THE TASK: From the entries that follow, report every line in which "HAWKERS" occurs.

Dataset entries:
-.-.-

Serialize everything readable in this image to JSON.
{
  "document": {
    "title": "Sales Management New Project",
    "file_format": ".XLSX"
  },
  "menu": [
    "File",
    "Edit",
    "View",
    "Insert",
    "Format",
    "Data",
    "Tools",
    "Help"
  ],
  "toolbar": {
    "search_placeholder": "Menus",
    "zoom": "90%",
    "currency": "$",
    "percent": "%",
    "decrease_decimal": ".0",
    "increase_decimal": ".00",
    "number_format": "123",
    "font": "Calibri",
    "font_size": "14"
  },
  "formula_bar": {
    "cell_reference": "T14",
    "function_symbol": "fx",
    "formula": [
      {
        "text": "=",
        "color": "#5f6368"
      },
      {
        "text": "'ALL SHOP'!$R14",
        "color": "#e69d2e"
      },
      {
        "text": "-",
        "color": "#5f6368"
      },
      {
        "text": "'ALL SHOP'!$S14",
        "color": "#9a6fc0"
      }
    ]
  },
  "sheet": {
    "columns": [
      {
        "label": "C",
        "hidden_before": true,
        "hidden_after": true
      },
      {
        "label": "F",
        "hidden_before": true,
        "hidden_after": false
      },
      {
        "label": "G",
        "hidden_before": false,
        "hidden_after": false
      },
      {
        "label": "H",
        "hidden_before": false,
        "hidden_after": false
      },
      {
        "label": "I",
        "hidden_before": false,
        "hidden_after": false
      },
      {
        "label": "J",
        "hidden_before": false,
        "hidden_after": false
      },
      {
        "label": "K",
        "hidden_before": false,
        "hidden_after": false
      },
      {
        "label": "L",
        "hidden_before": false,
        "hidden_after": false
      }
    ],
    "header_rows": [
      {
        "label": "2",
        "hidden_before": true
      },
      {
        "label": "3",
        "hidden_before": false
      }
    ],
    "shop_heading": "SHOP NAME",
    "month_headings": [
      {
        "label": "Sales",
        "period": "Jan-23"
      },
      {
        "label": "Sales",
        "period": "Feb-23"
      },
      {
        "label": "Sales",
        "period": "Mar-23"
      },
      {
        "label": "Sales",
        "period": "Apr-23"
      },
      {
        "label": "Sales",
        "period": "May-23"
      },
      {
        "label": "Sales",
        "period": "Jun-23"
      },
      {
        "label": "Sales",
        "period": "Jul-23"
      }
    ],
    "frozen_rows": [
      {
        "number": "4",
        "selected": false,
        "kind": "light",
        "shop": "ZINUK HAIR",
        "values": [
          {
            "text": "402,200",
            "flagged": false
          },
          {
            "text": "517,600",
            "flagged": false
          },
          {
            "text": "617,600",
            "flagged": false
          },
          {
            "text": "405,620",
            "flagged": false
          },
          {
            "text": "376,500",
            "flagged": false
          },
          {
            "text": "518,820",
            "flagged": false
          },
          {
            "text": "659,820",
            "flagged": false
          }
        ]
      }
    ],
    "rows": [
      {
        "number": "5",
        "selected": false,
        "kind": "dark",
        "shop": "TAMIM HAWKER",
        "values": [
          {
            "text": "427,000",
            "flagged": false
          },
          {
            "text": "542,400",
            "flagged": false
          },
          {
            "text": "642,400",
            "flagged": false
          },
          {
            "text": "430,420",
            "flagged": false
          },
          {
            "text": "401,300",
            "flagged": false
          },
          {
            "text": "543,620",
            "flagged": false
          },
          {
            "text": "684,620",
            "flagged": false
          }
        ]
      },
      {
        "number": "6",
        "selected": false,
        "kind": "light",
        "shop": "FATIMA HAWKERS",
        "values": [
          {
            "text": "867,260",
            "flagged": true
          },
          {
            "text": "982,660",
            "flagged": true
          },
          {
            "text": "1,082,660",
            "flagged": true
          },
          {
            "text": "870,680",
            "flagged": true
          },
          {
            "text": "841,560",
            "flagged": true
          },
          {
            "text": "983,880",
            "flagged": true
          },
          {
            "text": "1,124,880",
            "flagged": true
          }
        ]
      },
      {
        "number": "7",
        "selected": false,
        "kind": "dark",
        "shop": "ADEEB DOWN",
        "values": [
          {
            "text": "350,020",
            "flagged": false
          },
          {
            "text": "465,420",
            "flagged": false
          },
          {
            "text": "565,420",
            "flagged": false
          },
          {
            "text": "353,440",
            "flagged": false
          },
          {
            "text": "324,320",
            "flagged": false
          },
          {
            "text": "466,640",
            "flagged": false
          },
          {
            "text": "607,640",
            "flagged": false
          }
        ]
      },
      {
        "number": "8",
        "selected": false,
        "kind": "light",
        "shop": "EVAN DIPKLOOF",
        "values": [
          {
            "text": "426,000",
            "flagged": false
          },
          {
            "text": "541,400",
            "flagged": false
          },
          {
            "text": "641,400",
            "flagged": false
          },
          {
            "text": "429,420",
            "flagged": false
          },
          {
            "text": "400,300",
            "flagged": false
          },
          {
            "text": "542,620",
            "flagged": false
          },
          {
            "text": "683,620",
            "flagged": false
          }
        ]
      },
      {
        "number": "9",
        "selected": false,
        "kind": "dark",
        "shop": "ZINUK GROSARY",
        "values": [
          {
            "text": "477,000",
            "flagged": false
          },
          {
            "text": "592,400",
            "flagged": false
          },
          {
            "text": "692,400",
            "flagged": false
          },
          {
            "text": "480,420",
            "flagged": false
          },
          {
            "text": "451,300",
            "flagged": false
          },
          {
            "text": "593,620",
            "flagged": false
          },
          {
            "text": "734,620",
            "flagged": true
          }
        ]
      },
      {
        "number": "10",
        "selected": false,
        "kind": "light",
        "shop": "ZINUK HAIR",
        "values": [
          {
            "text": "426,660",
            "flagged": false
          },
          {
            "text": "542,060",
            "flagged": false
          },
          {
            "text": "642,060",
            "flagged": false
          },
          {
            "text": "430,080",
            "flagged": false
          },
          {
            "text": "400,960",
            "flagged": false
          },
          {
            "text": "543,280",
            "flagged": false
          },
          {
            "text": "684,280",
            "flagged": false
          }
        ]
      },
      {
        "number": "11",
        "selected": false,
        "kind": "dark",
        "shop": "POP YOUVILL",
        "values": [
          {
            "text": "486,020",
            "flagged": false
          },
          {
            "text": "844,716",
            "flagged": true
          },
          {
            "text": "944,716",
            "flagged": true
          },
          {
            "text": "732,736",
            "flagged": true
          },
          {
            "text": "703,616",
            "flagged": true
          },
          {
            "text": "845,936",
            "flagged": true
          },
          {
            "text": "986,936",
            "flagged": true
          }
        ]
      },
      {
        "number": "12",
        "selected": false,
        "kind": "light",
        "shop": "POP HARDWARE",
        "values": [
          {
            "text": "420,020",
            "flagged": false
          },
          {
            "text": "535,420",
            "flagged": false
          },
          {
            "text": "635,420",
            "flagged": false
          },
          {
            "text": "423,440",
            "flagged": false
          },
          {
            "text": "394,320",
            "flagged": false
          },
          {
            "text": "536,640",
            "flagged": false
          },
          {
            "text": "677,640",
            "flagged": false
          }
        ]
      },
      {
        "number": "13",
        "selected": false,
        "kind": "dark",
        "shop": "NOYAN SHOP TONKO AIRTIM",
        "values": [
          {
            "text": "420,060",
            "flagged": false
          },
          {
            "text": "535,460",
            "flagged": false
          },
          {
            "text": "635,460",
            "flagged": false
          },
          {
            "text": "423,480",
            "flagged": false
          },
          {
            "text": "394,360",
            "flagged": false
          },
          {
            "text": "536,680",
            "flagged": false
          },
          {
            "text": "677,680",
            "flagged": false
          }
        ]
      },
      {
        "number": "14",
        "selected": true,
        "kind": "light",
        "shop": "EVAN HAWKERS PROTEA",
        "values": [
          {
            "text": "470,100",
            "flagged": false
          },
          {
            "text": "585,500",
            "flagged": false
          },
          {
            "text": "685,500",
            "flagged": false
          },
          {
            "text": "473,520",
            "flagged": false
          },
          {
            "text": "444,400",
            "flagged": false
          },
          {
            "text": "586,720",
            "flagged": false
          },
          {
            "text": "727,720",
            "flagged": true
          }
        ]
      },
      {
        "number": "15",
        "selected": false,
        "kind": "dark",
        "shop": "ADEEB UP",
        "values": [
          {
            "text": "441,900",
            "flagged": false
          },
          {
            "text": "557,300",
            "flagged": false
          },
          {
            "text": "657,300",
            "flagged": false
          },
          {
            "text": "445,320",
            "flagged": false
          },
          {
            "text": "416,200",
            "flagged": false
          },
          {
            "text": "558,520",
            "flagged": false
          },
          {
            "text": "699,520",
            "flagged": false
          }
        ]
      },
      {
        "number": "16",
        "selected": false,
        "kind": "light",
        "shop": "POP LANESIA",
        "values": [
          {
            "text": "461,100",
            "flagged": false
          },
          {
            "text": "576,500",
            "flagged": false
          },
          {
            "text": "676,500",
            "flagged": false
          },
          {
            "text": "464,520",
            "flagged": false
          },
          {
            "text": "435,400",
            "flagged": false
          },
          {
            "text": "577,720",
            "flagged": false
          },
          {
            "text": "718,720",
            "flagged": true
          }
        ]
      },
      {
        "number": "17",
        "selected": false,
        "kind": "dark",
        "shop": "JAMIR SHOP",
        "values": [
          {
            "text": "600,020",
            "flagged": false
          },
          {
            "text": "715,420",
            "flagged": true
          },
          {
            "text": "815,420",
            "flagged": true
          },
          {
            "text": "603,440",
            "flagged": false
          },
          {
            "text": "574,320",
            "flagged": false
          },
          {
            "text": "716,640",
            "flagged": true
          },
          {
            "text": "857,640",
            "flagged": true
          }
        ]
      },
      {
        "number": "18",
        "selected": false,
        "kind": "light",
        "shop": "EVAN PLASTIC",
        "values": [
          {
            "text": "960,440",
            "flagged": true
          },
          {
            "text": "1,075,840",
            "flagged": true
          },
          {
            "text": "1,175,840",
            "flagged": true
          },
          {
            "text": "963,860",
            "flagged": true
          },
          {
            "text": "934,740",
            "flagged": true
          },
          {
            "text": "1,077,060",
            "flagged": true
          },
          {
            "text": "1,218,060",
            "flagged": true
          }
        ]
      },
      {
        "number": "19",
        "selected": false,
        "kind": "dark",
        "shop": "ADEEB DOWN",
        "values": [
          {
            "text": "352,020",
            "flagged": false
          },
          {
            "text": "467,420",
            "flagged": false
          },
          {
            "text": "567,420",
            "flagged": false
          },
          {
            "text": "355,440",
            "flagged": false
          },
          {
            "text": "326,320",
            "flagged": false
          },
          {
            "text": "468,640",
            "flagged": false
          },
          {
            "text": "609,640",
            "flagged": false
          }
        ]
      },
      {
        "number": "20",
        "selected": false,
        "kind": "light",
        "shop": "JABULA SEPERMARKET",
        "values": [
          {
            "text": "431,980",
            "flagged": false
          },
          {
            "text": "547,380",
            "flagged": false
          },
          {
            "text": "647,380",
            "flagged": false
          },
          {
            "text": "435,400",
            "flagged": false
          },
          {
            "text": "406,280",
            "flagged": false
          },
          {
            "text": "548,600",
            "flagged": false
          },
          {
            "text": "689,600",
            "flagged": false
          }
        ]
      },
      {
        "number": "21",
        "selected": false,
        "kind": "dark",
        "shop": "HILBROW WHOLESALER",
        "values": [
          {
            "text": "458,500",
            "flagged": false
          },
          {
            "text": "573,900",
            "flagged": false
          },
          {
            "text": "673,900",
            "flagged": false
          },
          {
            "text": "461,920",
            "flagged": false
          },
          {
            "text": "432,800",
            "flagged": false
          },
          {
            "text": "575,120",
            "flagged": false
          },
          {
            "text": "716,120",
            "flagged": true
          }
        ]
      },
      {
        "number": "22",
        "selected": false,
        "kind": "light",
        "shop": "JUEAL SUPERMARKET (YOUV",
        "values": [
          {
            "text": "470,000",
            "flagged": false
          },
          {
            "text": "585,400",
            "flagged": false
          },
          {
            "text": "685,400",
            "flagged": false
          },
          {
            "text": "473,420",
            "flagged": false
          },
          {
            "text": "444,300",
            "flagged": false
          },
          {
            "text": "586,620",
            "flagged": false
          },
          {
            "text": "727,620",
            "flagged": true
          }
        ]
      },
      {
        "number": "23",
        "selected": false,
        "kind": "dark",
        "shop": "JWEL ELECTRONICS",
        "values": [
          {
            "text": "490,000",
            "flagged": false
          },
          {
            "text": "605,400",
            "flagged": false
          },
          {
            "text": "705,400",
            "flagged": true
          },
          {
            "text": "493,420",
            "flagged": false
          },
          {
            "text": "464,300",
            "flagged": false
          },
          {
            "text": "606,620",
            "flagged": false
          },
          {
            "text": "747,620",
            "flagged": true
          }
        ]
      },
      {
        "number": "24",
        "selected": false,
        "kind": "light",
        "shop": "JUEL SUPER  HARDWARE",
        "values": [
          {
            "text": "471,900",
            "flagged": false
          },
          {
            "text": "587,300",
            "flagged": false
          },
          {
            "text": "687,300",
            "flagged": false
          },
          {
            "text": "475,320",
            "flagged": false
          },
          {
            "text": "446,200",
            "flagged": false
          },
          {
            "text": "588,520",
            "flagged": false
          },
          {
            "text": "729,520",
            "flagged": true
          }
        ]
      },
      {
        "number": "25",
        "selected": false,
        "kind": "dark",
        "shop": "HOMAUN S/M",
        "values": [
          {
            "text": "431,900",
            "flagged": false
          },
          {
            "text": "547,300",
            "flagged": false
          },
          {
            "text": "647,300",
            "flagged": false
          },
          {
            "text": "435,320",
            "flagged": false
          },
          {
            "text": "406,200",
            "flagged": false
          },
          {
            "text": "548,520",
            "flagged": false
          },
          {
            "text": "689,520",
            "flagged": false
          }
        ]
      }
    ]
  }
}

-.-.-

ANSWER BOX:
        "shop": "FATIMA HAWKERS",
        "shop": "EVAN HAWKERS PROTEA",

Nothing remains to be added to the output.